> [WHAT TO DO]: The required output is all lines below that contain the word "this".

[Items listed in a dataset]
:::::
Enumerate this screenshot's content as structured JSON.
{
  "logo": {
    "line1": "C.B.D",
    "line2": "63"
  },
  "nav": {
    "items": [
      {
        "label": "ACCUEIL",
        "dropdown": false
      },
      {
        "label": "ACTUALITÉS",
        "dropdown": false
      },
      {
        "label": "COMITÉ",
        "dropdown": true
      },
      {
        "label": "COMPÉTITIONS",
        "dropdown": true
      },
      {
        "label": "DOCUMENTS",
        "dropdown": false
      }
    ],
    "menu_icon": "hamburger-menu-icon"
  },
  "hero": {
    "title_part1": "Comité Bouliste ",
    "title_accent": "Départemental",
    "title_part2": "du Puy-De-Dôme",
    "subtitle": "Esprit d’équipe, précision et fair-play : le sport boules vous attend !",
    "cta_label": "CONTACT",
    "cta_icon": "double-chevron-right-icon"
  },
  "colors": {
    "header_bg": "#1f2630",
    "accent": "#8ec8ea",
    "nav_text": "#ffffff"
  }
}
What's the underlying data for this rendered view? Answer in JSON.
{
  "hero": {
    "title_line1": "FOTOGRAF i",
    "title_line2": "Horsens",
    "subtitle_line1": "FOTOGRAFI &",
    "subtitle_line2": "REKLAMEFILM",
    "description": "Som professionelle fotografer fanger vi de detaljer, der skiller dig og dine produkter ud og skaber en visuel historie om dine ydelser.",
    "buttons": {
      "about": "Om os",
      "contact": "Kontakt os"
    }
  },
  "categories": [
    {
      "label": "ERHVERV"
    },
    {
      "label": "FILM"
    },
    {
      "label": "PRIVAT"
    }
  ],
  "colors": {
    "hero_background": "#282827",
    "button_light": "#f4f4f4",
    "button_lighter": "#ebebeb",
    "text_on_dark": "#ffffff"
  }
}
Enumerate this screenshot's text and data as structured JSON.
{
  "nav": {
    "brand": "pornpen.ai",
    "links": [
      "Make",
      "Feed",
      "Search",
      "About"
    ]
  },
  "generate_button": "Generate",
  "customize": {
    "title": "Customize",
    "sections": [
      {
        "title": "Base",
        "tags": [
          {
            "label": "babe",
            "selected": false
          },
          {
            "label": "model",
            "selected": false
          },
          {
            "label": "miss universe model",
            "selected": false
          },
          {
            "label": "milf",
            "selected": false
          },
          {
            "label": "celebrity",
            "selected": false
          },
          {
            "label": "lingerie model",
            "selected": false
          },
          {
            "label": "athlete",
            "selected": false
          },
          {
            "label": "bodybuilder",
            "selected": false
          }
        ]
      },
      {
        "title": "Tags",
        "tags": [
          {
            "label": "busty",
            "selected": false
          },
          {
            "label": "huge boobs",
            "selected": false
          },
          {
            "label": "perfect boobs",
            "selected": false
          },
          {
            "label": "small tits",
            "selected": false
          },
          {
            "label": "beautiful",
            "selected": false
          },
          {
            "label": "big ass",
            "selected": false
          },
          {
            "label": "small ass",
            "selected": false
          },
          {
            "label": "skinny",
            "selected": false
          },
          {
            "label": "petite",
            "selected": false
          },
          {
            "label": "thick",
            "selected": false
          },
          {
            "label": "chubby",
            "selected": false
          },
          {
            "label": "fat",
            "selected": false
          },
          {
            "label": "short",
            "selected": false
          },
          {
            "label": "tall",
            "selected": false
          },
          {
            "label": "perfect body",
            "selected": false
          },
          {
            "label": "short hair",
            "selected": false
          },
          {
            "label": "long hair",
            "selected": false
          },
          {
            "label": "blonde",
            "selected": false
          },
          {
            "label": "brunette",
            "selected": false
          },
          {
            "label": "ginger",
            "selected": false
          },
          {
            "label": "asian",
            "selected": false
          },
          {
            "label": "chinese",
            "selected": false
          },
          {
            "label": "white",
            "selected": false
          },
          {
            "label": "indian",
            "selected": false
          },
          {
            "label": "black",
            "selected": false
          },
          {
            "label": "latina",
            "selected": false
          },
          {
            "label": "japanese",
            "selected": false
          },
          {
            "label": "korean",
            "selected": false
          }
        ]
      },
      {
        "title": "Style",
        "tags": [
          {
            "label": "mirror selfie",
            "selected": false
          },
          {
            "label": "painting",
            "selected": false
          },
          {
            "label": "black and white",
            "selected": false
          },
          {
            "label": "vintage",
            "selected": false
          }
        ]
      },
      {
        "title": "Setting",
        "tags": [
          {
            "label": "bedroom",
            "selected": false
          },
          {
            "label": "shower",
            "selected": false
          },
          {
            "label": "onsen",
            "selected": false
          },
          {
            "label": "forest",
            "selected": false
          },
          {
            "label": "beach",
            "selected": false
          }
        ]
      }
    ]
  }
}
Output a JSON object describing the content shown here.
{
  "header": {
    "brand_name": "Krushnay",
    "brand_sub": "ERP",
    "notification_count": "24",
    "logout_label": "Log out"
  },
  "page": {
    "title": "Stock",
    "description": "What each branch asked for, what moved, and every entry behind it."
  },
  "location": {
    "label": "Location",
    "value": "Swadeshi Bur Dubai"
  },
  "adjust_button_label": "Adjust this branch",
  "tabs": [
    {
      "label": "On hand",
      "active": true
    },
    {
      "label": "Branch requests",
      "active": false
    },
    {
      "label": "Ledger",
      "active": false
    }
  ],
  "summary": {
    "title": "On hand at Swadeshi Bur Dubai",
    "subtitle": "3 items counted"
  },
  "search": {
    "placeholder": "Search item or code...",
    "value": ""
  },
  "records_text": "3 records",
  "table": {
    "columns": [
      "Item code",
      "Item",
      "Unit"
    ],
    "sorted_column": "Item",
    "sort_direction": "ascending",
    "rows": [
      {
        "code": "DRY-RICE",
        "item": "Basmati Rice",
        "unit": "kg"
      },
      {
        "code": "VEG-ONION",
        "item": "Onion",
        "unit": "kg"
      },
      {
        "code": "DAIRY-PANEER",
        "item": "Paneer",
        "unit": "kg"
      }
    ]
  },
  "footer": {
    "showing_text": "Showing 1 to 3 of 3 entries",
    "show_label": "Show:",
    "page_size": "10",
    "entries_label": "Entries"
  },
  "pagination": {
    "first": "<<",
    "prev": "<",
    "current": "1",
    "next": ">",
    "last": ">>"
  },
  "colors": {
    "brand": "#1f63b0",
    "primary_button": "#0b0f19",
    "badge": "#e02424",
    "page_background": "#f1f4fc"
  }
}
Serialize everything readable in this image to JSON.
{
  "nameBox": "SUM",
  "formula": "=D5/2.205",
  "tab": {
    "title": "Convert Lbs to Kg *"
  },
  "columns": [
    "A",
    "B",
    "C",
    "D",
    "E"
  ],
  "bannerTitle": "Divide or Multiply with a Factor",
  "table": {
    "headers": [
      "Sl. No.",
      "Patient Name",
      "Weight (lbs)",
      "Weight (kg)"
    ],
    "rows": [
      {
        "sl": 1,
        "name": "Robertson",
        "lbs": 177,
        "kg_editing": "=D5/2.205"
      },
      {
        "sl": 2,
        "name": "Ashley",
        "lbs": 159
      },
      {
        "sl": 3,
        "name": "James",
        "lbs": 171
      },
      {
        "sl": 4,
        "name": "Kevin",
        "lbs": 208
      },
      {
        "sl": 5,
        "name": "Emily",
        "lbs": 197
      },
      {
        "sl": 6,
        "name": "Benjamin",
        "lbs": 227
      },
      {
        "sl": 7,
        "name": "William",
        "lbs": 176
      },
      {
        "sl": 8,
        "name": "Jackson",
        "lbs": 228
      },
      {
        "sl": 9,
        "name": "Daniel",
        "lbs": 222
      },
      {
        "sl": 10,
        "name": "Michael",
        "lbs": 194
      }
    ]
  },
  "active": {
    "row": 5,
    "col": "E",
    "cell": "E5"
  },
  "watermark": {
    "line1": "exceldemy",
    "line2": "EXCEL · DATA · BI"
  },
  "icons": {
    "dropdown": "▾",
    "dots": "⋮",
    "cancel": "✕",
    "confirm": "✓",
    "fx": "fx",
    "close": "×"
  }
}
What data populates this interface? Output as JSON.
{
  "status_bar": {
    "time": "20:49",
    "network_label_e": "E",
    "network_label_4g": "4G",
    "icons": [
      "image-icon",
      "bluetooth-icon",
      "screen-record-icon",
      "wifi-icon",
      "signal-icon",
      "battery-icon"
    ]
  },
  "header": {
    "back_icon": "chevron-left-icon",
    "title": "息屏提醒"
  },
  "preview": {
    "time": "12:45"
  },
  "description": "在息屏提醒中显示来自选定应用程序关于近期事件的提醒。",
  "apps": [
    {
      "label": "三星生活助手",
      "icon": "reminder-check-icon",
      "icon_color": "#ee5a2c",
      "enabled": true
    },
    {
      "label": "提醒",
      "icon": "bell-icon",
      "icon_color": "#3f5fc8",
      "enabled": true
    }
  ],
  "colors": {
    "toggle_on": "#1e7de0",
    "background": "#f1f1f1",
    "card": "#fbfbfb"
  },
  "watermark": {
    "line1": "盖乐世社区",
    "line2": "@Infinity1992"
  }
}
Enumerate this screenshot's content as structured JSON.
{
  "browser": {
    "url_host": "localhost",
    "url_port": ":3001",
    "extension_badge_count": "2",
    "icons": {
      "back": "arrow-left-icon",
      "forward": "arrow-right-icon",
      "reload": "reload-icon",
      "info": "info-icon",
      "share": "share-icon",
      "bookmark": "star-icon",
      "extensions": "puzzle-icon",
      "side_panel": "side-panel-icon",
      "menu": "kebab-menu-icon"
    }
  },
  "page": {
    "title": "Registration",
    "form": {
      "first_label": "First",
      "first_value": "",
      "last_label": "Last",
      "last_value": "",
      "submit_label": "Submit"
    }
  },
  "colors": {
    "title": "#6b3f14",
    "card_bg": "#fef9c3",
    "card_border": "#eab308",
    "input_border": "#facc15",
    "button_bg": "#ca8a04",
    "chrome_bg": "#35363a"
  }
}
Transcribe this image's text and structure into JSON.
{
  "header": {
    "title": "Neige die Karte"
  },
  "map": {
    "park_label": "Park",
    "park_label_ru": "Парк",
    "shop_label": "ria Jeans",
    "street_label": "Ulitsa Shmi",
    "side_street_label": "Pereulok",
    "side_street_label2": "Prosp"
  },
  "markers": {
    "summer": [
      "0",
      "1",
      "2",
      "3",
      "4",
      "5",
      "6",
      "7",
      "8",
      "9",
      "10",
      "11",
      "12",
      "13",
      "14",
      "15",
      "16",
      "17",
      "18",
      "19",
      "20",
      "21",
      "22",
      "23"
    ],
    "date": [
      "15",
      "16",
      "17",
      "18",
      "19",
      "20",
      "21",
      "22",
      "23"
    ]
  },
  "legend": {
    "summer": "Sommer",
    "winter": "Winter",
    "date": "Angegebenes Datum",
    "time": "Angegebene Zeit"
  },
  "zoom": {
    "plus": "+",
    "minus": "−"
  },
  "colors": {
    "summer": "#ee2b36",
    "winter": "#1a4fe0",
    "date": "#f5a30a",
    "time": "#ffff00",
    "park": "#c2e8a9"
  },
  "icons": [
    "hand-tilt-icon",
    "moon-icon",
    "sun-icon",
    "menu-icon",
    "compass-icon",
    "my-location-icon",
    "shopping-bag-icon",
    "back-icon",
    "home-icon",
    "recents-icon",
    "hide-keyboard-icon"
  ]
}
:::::
> [RESPONSE TO THE TASK]:
Enumerate this screenshot's content as structured JSON.
What's the underlying data for this rendered view? Answer in JSON.
Enumerate this screenshot's text and data as structured JSON.
  "adjust_button_label": "Adjust this branch",
Serialize everything readable in this image to JSON.
What data populates this interface? Output as JSON.
Enumerate this screenshot's content as structured JSON.
Transcribe this image's text and structure into JSON.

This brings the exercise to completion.